  • Look for hidden survey marks – Property borders are marked by survey pins, which are thin iron rods embedded in the ground. They’re usually two or three feet in length and have a plastic top. When identifying property lines, the initial survey team places survey pins throughout the edge of the site. If you have a metal detector, the pins are usually buried near the property’s walkway or gutter. Sadly, survey pins are not really correct, since they might be relocated over time by maintenance workers, tree-removal firms, and other entities. Even if the survey points are relocated, your property line does not modify. Because there are usually numerous survey pins positioned around the land, even if a few have been relocated, the size of your property may still be determined using the other markers. If you think that numerous pins have shifted over time, or if you’re not sure how relevant the pins are, use the procedures outlined above, such as reviewing the deed or consulting with your local zoning authority. If you intend on excavating up the property marking, be careful not to damage any hidden wiring or drainage systems, since you may be held liable for the costs of restoration. Before you start digging, call 811, which is the national number for underground utility data in the United States. This will provide you the information you need to make sure you don’t accidentally hit something on your land. If service information is buried beneath your land, the local power utility can use spray paint to indicate county pipes or cables so you don’t unintentionally touch them. 


Is Google Maps’ Depiction Of Property Lines Correct?

No. Google Maps isn’t very precise, so don’t rely on it for completely accurate property line data. They offer a broad sense of where property boundaries exist, similar to a plat chart. There are inaccuracies in the clarity of the maps, just as there are with plat maps. The property borders indicated on these systems are known to be several feet off the ground. Not just that, but Google Maps ignores any potential borders on a site. If you’re unfamiliar with the term, an easement is a legal document that allows another person or entity access to a piece of your land. If you ignore this and construct on top of an allowance, you may be forced to remove or demolish the entire framework. 

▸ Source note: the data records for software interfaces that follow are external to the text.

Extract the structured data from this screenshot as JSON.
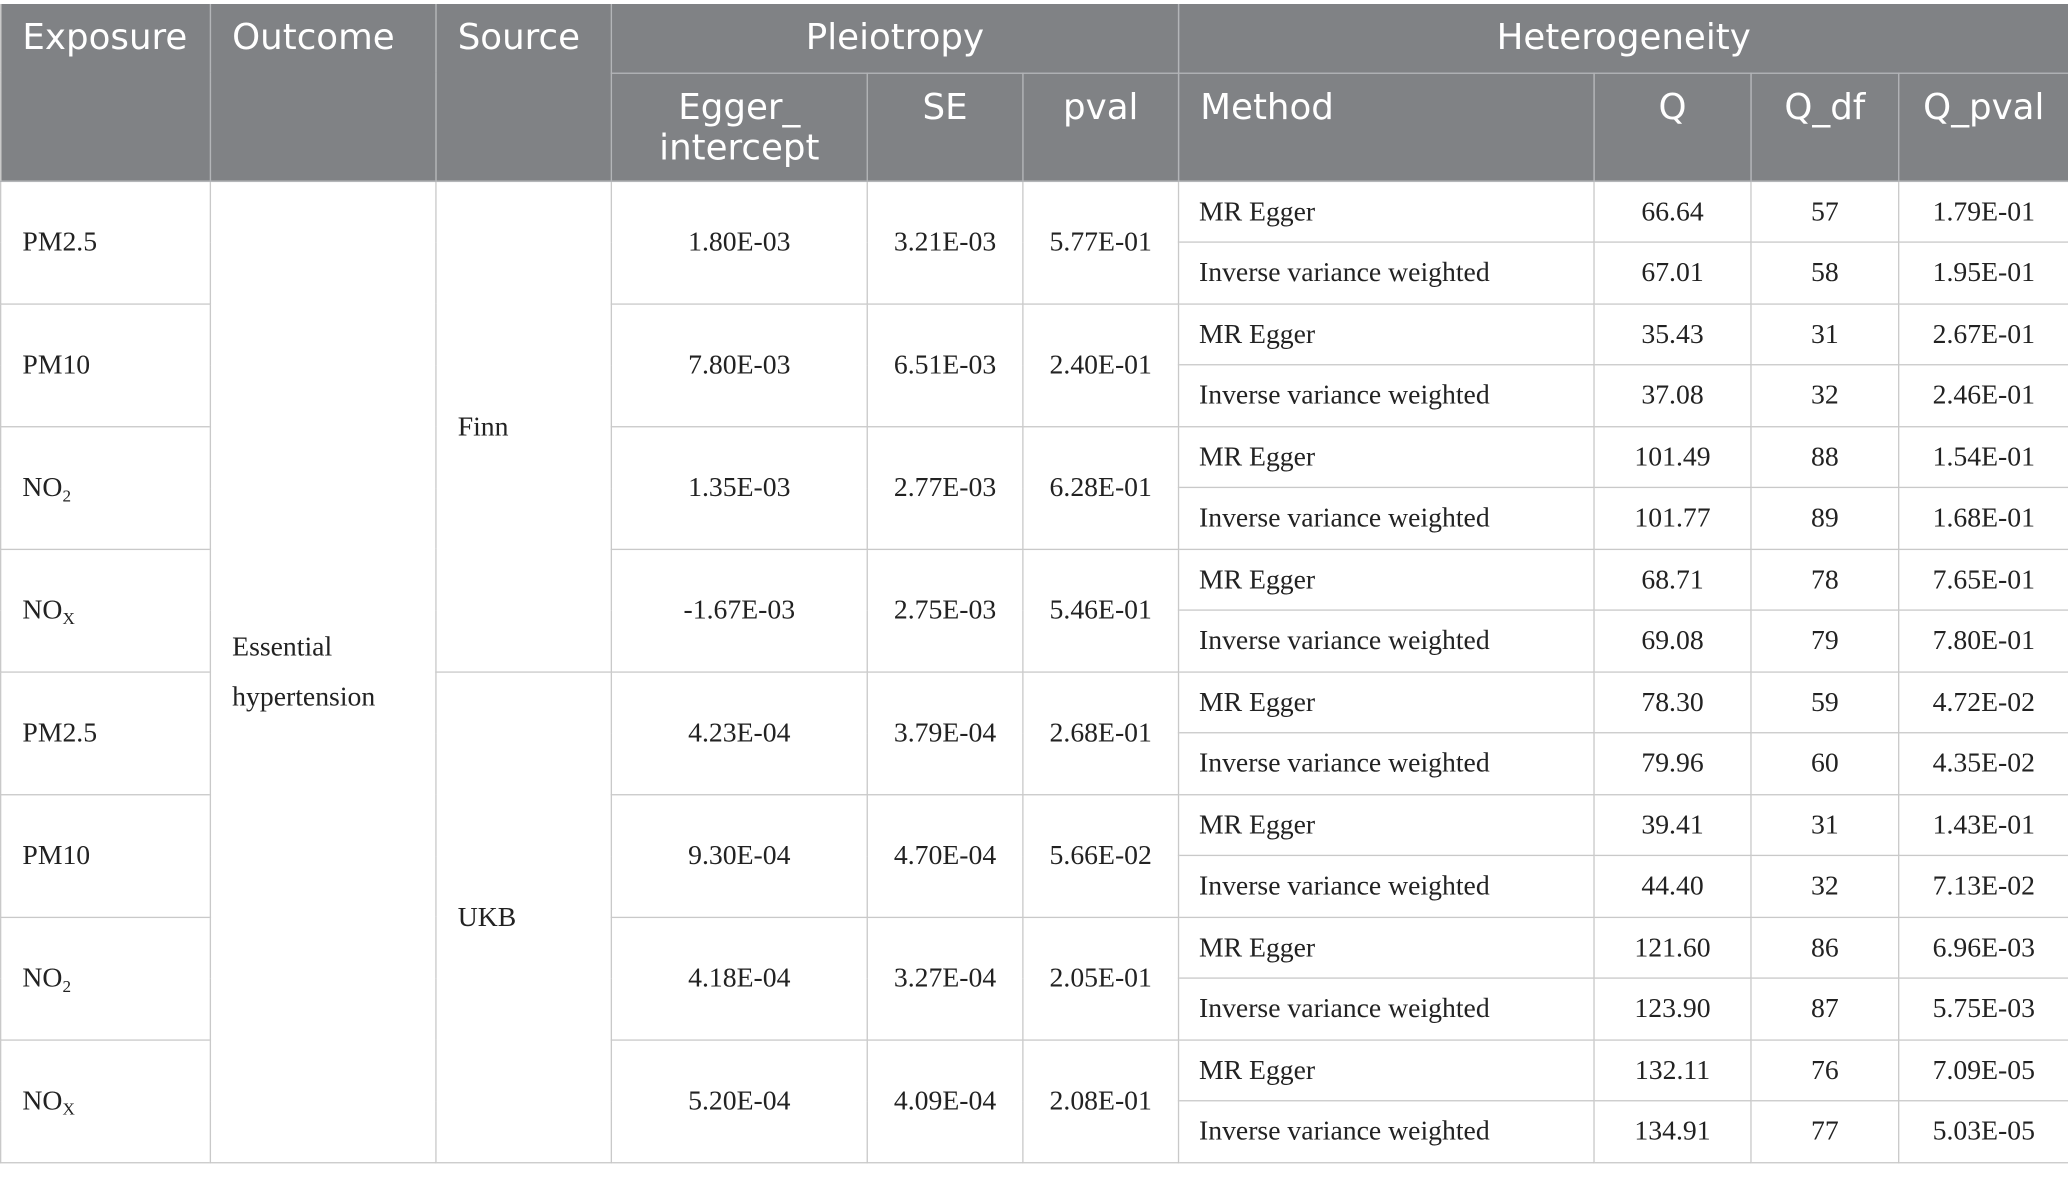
{
  "headers": {
    "exposure": "Exposure",
    "outcome": "Outcome",
    "source": "Source",
    "pleiotropy": "Pleiotropy",
    "heterogeneity": "Heterogeneity",
    "egger_intercept": "Egger_ intercept",
    "se": "SE",
    "pval": "pval",
    "method": "Method",
    "q": "Q",
    "q_df": "Q_df",
    "q_pval": "Q_pval"
  },
  "outcome": "Essential hypertension",
  "sources": [
    "Finn",
    "UKB"
  ],
  "exposures": [
    {
      "base": "PM2.5",
      "sub": "",
      "egger_intercept": "1.80E-03",
      "se": "3.21E-03",
      "pval": "5.77E-01",
      "methods": [
        {
          "method": "MR Egger",
          "q": "66.64",
          "q_df": "57",
          "q_pval": "1.79E-01"
        },
        {
          "method": "Inverse variance weighted",
          "q": "67.01",
          "q_df": "58",
          "q_pval": "1.95E-01"
        }
      ]
    },
    {
      "base": "PM10",
      "sub": "",
      "egger_intercept": "7.80E-03",
      "se": "6.51E-03",
      "pval": "2.40E-01",
      "methods": [
        {
          "method": "MR Egger",
          "q": "35.43",
          "q_df": "31",
          "q_pval": "2.67E-01"
        },
        {
          "method": "Inverse variance weighted",
          "q": "37.08",
          "q_df": "32",
          "q_pval": "2.46E-01"
        }
      ]
    },
    {
      "base": "NO",
      "sub": "2",
      "egger_intercept": "1.35E-03",
      "se": "2.77E-03",
      "pval": "6.28E-01",
      "methods": [
        {
          "method": "MR Egger",
          "q": "101.49",
          "q_df": "88",
          "q_pval": "1.54E-01"
        },
        {
          "method": "Inverse variance weighted",
          "q": "101.77",
          "q_df": "89",
          "q_pval": "1.68E-01"
        }
      ]
    },
    {
      "base": "NO",
      "sub": "X",
      "egger_intercept": "-1.67E-03",
      "se": "2.75E-03",
      "pval": "5.46E-01",
      "methods": [
        {
          "method": "MR Egger",
          "q": "68.71",
          "q_df": "78",
          "q_pval": "7.65E-01"
        },
        {
          "method": "Inverse variance weighted",
          "q": "69.08",
          "q_df": "79",
          "q_pval": "7.80E-01"
        }
      ]
    },
    {
      "base": "PM2.5",
      "sub": "",
      "egger_intercept": "4.23E-04",
      "se": "3.79E-04",
      "pval": "2.68E-01",
      "methods": [
        {
          "method": "MR Egger",
          "q": "78.30",
          "q_df": "59",
          "q_pval": "4.72E-02"
        },
        {
          "method": "Inverse variance weighted",
          "q": "79.96",
          "q_df": "60",
          "q_pval": "4.35E-02"
        }
      ]
    },
    {
      "base": "PM10",
      "sub": "",
      "egger_intercept": "9.30E-04",
      "se": "4.70E-04",
      "pval": "5.66E-02",
      "methods": [
        {
          "method": "MR Egger",
          "q": "39.41",
          "q_df": "31",
          "q_pval": "1.43E-01"
        },
        {
          "method": "Inverse variance weighted",
          "q": "44.40",
          "q_df": "32",
          "q_pval": "7.13E-02"
        }
      ]
    },
    {
      "base": "NO",
      "sub": "2",
      "egger_intercept": "4.18E-04",
      "se": "3.27E-04",
      "pval": "2.05E-01",
      "methods": [
        {
          "method": "MR Egger",
          "q": "121.60",
          "q_df": "86",
          "q_pval": "6.96E-03"
        },
        {
          "method": "Inverse variance weighted",
          "q": "123.90",
          "q_df": "87",
          "q_pval": "5.75E-03"
        }
      ]
    },
    {
      "base": "NO",
      "sub": "X",
      "egger_intercept": "5.20E-04",
      "se": "4.09E-04",
      "pval": "2.08E-01",
      "methods": [
        {
          "method": "MR Egger",
          "q": "132.11",
          "q_df": "76",
          "q_pval": "7.09E-05"
        },
        {
          "method": "Inverse variance weighted",
          "q": "134.91",
          "q_df": "77",
          "q_pval": "5.03E-05"
        }
      ]
    }
  ]
}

Last but not least, you should be aware that property lines are not visible on Google Maps in all locations. You should check to see whether they are available in your region, although many remote locations are unlikely to have them.